3) Set a time as well as money budget. Like $10 per month and 1 hour on weekends with 15 minutes on weekdays with max 3-4 logins. Continue reading “Tips to Play Farmville Really Well”

Search, Sports,Social Media,SlideShares, Scribd

An image of a house fly eye surface by using S...
Image via Wikipedia

Some slideshare.net presentations I really liked.

A tutorial on SEO and SEM-

Carole Ann Matignon deals with optimization and scheduling, rules in the…….NFL!

 

 

Carole, We are waiting for the sequel on  analytics on football and the beer game.

Social Media Screw-Ups

Social Media doesnt matter at all- Social Media matters a lot- Still undecided? Take a look

Slideshare is a great VISUAL interface on sharing content. I liked Google Docs embedding as well, but Matt Mullenberg and Matt Cutts seemed to have stopped talking. Mullenberg is going like Zuckenberg, not willing to align with Sergey Mikhaylovich Brin. or maybe they are afraid of Big Brother Brin. Google loves Java and Javascript (even when they are getting sued for it)- while Matt M  hates it- bad for RIA I guess.

Scribd also is a great way to share content- and probably is small enough for. WordPress.com to allow embedding

Thats the reason why I sometimes prefer Scribd for sharing my poetry to Slideshare and Google Docs. Also I like the enhanced analytics and the much easier and evolved interface for reading. Slideshare is much more successful than Scribd because it is open to sharing with everyone- scribd tries to get you to register …;)

(* Also see MIT’s beer game at http://beergame.mit.edu/ which is ahem different from Duke’s beer games).

 

 

Awesome new features in Doc Googles

I really liked some awesome new features in Google Docs, and I am mentioning just some of the features I like because they are not there in Windows Office mostly.

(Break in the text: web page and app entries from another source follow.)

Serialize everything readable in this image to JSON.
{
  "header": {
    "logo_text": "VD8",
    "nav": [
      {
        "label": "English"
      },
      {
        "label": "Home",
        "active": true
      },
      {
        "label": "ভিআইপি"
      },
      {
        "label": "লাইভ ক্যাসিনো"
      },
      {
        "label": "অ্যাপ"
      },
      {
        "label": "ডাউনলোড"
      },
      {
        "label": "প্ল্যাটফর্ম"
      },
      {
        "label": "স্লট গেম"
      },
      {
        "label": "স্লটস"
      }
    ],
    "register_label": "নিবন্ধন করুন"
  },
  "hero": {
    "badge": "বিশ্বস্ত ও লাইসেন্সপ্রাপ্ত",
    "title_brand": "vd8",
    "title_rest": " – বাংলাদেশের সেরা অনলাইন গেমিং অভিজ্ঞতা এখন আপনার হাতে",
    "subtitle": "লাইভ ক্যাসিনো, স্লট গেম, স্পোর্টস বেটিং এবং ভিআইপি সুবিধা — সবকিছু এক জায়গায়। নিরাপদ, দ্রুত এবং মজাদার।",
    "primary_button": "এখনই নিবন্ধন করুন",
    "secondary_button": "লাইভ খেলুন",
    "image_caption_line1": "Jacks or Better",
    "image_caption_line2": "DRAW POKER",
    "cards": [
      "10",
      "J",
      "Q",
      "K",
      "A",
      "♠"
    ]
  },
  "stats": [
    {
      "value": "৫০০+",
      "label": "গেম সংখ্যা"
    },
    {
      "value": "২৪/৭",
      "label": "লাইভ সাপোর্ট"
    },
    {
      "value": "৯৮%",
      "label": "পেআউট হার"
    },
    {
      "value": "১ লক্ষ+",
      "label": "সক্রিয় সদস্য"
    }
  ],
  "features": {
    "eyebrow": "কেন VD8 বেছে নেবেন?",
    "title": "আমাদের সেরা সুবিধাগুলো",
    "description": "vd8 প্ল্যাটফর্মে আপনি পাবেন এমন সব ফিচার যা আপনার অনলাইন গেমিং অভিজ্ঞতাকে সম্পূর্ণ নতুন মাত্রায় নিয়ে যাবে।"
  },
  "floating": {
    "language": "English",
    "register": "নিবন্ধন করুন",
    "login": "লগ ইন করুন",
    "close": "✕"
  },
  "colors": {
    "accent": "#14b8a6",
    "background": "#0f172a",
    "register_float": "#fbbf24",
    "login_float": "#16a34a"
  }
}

Sourcehttp://www.google.com/google-d-s/whatsnew.html

List View and Mobile View Improvements
Now you can see your spreadsheets with all their formatting in List View and on your mobile device, this includes background/foreground colors, borders and text formatting!

Themes for forms
Add a splash of color to your surveys and questionnaires. When you create and edit a form, simply apply one of the 70 themes

  • Forms improvements
    We’ve added a new question type (grid), support for right-to-left languages in forms, and a new color scheme for the forms summary. Also, you can now pre-populate form fields with URL parameters, and if you use Google Apps, you can create forms which require sign-in to access. Learn more

  • Translate document
    You can now translate an entire document into over 40 languages.

    Translate and detect languages in Google spreadsheets
    =GoogleTranslate(“Hola, ¿cómo estás?”,”es”,”en”) gives “Hi, how are you?” (or leave out “en” and we’ll automatically choose the default language of your spreadsheet) What if you don’t know the language? =DetectLanguage(“Hola, ¿cómo estás?”) gives “es”.

    A new curve tool in drawings
    Create smooth curves based on a series of points with this new tool.

    Optical character recognition (OCR)
    You can now upload and convert PDF or image files to text.

     

    You can read the awesome new ones athttp://www.google.com/google-d-s/whatsnew.html but these are the ones I felt were missing in Windows Office.

    Coming up- a Review of newly forked Libre Office